Family Of Muslim Marine Recruit Sues U.S. Government $100 Million For Son's Death

Raheel Siddiqui died during boot camp after allegedly being hazed.

The family of a Muslim Marine recruit who died during boot camp at Parris Island last year is suing the U.S. government for $100 million for their son’s death.

Raheel Siddiqui died on March 18, 2016, allegedly after falling three stories in an outdoor stairwell. He was 20 years old.

The suit, filed by The Shiraz Law Firm on behalf of Ghazala and Masood Siddiqui, claims the young recruit was targeted with hazing and abuse due to his religious affiliation. It also holds that the U.S. Marine Corps failed to address “recurrent physical and verbal abuse of recruits by drill instructors” and “fostered a culture of abuse and hazing.”

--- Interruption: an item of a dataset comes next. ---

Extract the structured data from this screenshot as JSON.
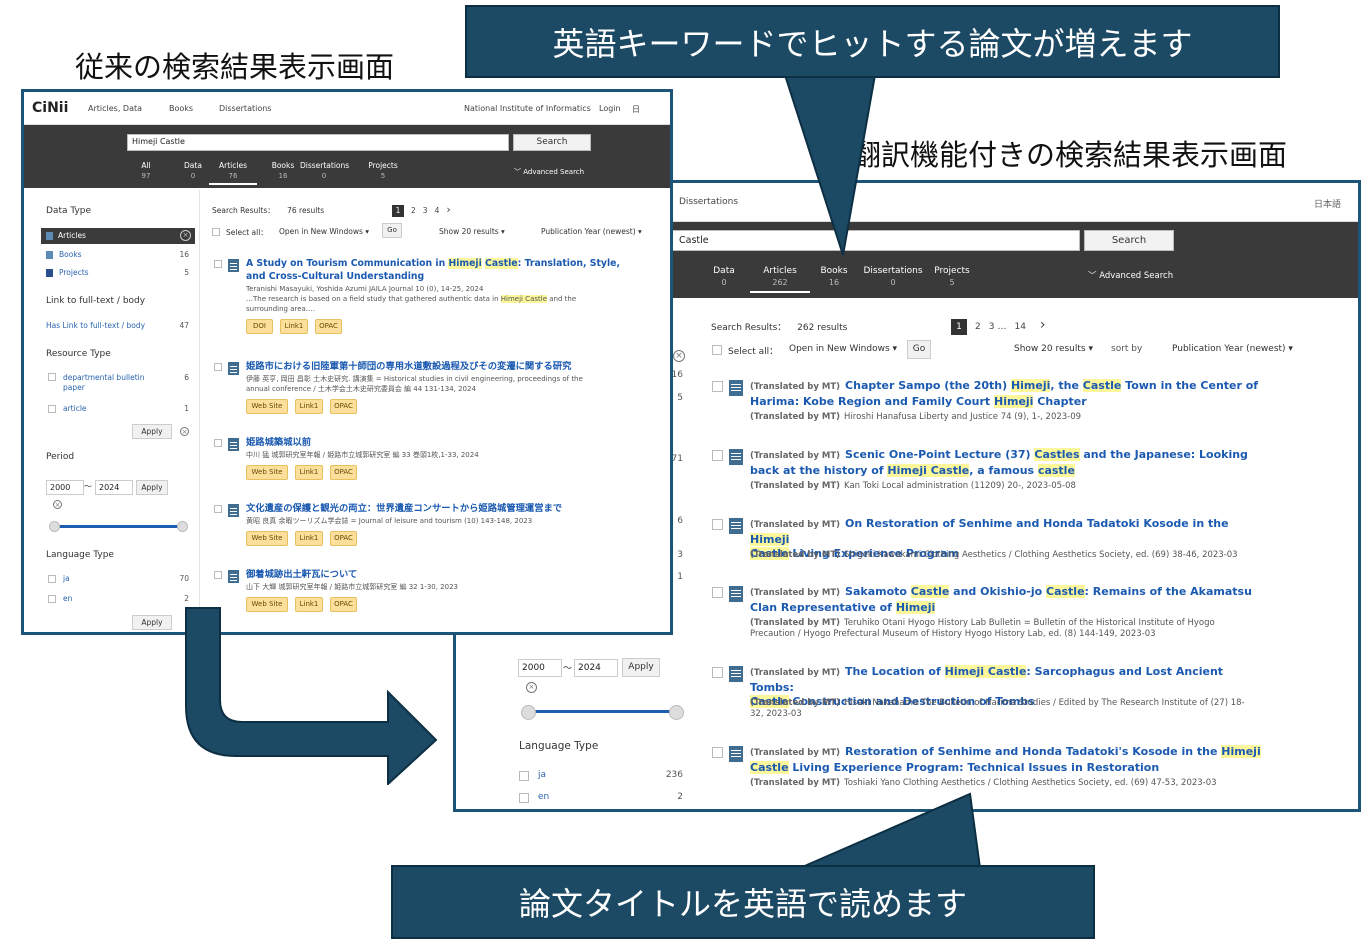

A representative for the U.S. Marine Corps said the military organization could not comment on ongoing litigation. The Corps has maintained that Siddiqui committed suicide, a conclusion his parents reject.

Siddiqui, the suit asserts, had no history of mental illness and had reportedly told his parents he was excited to become a Marine and said he wouldn’t quit “no matter how hard it is.”

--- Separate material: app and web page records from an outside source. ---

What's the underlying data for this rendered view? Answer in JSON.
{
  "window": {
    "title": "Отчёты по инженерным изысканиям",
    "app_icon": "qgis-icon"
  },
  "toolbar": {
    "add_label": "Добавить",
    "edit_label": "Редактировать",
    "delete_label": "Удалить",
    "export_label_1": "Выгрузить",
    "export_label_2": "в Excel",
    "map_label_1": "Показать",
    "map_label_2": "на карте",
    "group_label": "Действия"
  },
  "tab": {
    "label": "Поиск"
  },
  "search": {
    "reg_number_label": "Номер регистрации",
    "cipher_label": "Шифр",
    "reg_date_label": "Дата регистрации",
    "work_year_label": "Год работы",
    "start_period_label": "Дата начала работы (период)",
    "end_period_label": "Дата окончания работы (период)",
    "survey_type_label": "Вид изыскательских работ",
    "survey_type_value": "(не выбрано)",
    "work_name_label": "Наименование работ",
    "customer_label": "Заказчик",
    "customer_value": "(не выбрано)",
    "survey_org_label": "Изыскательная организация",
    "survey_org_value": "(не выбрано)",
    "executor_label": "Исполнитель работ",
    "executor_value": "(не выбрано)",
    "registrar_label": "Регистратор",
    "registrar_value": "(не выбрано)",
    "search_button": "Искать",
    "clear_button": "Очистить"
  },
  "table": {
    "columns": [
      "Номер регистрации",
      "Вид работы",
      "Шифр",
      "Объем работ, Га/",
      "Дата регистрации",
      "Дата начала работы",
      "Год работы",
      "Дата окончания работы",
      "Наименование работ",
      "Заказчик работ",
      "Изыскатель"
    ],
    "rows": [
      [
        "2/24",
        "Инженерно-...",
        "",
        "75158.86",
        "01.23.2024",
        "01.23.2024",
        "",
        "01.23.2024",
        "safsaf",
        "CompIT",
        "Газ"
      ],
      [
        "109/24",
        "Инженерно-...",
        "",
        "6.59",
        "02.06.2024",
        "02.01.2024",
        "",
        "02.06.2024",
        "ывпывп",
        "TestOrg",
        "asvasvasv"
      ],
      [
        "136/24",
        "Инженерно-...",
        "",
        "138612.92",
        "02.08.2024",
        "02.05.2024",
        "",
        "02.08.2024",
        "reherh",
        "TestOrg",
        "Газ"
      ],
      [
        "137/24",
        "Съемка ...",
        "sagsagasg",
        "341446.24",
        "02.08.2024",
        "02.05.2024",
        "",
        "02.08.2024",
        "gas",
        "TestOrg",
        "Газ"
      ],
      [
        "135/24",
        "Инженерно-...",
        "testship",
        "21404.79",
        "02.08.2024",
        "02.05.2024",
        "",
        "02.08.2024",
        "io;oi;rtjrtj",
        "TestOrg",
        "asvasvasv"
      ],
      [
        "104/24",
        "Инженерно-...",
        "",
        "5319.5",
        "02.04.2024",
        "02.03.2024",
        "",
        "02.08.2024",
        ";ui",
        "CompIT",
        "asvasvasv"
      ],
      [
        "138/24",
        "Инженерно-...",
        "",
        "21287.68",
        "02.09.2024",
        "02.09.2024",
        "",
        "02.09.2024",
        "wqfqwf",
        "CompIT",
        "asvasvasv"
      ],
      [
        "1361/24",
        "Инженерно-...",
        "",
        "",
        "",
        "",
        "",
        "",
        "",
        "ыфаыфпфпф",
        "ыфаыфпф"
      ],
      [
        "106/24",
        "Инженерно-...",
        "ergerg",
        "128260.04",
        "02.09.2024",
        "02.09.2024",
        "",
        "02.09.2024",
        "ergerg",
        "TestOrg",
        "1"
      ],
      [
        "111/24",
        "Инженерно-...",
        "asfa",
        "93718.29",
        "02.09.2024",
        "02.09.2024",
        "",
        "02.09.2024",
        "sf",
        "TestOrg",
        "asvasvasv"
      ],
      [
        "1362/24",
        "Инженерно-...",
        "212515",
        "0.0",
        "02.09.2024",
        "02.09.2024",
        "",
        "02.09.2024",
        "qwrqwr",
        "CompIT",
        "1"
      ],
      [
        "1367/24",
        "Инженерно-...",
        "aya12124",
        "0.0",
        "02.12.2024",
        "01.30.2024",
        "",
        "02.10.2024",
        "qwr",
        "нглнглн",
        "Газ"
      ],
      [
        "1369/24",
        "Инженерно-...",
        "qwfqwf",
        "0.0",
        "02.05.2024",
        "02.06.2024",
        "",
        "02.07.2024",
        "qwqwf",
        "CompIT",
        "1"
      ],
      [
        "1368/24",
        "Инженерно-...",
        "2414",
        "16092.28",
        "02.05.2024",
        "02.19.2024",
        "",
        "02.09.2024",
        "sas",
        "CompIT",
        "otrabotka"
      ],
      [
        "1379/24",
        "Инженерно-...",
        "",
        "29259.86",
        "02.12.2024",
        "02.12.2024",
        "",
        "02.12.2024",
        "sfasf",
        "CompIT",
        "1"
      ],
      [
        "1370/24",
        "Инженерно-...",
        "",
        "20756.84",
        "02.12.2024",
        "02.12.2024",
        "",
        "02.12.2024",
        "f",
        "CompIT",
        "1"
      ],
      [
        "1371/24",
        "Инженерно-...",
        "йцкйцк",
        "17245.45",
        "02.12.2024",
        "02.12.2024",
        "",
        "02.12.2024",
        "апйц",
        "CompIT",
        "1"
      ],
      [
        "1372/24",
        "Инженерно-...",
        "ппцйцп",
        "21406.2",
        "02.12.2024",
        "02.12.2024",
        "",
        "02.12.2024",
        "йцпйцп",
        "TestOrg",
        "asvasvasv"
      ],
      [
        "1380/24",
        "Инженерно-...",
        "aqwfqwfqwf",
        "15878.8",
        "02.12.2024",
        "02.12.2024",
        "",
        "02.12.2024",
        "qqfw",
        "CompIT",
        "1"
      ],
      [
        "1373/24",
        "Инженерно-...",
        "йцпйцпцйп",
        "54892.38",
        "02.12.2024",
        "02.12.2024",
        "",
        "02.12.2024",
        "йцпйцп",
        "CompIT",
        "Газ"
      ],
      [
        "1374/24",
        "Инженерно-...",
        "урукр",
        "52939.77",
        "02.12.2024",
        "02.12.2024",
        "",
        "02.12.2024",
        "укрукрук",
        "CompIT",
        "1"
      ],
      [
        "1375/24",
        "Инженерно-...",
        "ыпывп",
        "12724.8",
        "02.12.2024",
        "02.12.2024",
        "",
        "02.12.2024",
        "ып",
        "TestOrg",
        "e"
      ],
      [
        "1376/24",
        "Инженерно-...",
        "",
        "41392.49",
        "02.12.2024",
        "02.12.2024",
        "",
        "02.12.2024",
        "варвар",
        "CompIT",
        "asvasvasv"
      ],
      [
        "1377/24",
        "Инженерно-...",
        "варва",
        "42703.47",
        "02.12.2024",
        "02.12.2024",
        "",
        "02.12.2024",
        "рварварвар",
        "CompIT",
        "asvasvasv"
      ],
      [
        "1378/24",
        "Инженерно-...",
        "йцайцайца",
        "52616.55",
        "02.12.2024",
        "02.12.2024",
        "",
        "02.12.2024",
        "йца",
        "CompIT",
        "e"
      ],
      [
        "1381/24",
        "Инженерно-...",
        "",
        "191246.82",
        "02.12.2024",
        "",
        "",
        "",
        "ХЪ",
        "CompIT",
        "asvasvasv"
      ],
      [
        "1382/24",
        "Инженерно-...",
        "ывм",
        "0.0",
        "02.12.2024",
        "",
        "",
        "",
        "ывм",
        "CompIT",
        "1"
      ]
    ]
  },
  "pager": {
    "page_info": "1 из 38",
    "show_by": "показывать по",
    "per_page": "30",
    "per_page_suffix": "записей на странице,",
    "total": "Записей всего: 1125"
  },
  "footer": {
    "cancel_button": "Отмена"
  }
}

An investigation conducted by the Corps and released several months after Siddiqui’s death found that the Michigan native had been hazed, physically abused and called “a terrorist” by his drill instructor. The heavily redacted report also said that Siddiqui threatened to kill himself several days before his death but later recanted the threat and was not hospitalized.

On the morning of March 18, 2016, the report said, Siddiqui had complained of a bleeding and sore throat but was refused medical attention and was forced to run laps in his barracks. The report stated that when Siddiqui collapsed, his drill instructor slapped the recruit to revive him. At this point, the report alleged that Siddiqui got up and sprinted to the end of the barracks, opened a door and jumped over the railing of an exterior stairwell. He reportedly fell three stories and died several hours later at a hospital.

The Corps said in a statement in September 2016 that “a number of drill instructors” had been suspended and that 20 personnel were identified for possible disciplinary action.

Two men connected with Siddiqui’s case face courts-martial, according to the Detroit Free Press. Gunnery Sgt. Joseph Felix, who was Siddiqui’s drill instructor, was already under investigation for allegedly abusing another Muslim recruit in 2015 by ordering him into a dryer and turning it on.

Lt. Col. Joshua Kissoon, who was the battalion commander, was accused of wrongly keeping Felix in charge of Siddiqui’s platoon despite his previous behavior toward a Muslim recruit.

The lawsuit filed by Siddiqui’s family claims Marine recruiters did not adequately inform him about possible hazing. It also raised questions about the reported time and cause of Siddiqui’s death.

“Medical evidence of the injuries sustained by Raheel Siddiqui are inconsistent with death resulting solely from a fall,” the suit states. “Suicide is not the most conclusive manner of death in this case.”

The New York Times also reported this summer that Siddiqui’s body had been returned to his parents covered in bruises:

A week after Raheel died, his body was sent back to his parents in Michigan. At the funeral home, the family stared down in horror at their son. His arms, chest, stomach and legs were purple. There were ligature marks, not unlike the ridges of a webbed military belt, around his neck, which had not been mentioned in the autopsy report. To Ghazala it looked as if her son had been tortured.

The lawsuit is requesting the U.S. government pay the Siddiqui family $100 million in damages. It may encounter difficulty, though, due to a U.S. Supreme Court decision known at the Feres Doctrine, which prevents those injured as a result of military service from suing the federal government.

Read a copy of the lawsuit below:

Muslims Of America